Health care providers in western Massachusetts are offering their assistance and encouraging people to enroll in insurance plans under the federal Affordable Care Act, which has garnered negative since its rolling out on October 1.
With grants from the Massachusetts Executive Office of Health and Human Services, local health providers are reaching out to first notify people that they may be eligible for a new plan and then to offer assistance in navigating the application process. Community Health Programs serves roughly 15,000 patients a year at five locations in central and southern Berkshire County.
“Our big challenge now is getting through the confusion, making sure that those that qualify for health insurance know they qualify and we can walk them the system if they can’t get through on their own,” said CEO Bryan Ayars.
Under the Affordable Care Act, individuals making less than $46,000 annually are eligible for some type of plan. The eligibility for a family of five is a yearly income of $110,000. Those levels are 300 percent above the federal poverty level. With Berkshire County’s poverty level at 14 percent, Ayars says nearly 11,000 individuals are now eligible for some type of health insurance that falls in line with ACA.
“MassHealth or Medicaid used to be seen as a program just for the poor,” he explained. “It’s now a program for anyone who wants to look at it.”
“Almost 90 percent of the employers in Berkshire County have fewer than 20 employees,” Ayars said. “They don’t know what they qualify for, if they qualify, what the reporting might be.”
Ayars says most of the challenges in getting people enrolled come down to education.
“In the southern part of the county there’s more migrant work,” he said. “More individuals who aren’t from the country, but are here legally who might benefit from a plan. We need to get them enrolled as well. The Berkshires does not have a huge, diverse population, but we do have diversity. One of our challenges is communicating to these individuals and groups to make sure they know what they’re eligible for.”
Ayars adds many don’t know that they may qualify for a dental plan under ACA as well. Octavio Hernandez is an enrollment specialist at CHP. He says complications with the enrollment system are frustrating many and discouraging people from being proactive. He says his agency fields 80 phone calls a day and sends about 35 paper applications to the Massachusetts Health Connector a week. Hernandez says he hopes the system will soon work as smoothly as it did before the state transitioned to a new website to align with ACA.
“As counselors we are all going to have our own accounts so we can handle cases for others using our own account,” Hernandez said. “It’s something we used to have in our old system. That’s why it was easier.”

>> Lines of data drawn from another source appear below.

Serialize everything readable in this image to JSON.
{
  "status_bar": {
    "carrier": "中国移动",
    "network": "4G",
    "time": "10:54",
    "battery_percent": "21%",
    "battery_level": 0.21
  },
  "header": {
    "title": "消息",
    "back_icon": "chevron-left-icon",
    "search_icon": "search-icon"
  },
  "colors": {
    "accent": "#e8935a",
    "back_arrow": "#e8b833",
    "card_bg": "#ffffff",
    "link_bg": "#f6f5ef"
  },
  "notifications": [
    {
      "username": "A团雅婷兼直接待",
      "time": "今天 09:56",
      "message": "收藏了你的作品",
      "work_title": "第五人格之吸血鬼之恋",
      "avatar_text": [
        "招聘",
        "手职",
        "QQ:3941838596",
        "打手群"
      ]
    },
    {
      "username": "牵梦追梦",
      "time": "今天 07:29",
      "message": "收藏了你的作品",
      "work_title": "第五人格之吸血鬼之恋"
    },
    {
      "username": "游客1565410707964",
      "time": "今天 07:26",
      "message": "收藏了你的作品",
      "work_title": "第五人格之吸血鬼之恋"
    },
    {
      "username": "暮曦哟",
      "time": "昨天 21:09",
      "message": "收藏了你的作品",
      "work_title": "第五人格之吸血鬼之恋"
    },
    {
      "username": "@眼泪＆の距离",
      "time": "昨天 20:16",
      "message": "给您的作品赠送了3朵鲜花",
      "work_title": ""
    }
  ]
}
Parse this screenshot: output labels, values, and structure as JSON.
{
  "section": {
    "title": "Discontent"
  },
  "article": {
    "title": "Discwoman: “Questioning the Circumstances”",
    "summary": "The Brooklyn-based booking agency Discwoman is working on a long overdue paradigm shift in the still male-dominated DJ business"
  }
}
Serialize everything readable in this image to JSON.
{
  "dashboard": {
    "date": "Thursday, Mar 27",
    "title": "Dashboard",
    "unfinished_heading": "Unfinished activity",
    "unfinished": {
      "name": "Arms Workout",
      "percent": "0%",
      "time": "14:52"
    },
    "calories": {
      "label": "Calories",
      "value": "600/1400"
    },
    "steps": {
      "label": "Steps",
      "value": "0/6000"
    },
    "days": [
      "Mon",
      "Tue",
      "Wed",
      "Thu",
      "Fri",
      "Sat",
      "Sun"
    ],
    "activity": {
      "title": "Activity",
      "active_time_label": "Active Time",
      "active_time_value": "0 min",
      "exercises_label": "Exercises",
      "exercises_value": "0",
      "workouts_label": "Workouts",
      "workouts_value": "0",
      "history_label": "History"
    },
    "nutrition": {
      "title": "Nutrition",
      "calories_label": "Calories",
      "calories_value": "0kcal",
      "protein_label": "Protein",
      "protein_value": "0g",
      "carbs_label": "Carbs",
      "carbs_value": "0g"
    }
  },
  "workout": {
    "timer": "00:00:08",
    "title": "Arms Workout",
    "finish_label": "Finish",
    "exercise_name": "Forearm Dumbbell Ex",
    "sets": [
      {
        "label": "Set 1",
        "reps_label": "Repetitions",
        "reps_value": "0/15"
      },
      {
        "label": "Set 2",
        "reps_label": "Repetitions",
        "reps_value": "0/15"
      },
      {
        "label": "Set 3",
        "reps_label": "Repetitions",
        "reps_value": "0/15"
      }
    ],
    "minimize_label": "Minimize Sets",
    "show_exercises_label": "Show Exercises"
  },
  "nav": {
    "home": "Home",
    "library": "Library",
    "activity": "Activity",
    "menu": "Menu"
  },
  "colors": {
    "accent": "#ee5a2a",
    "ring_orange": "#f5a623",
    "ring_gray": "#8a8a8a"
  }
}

Behind a $63,000 grant from the state, CHP’s BerkshireAffordableCare campaign is using billboards as well as television and radio ads to enroll people before the March 31 open enrollment deadline. Director of communications Gina Salvato Shultis says the campaign is also focused on enrolling the so-called “young invincibles,” healthy people in their 20s and 30s who would keep health costs down for the others enrolled.
“We have a campaign at the local cinemas,” Salvato Shultis said. “So the slides you see before the movies come up. Trying to target that younger audience who might take out their phone right then and there and punch in the contact information.”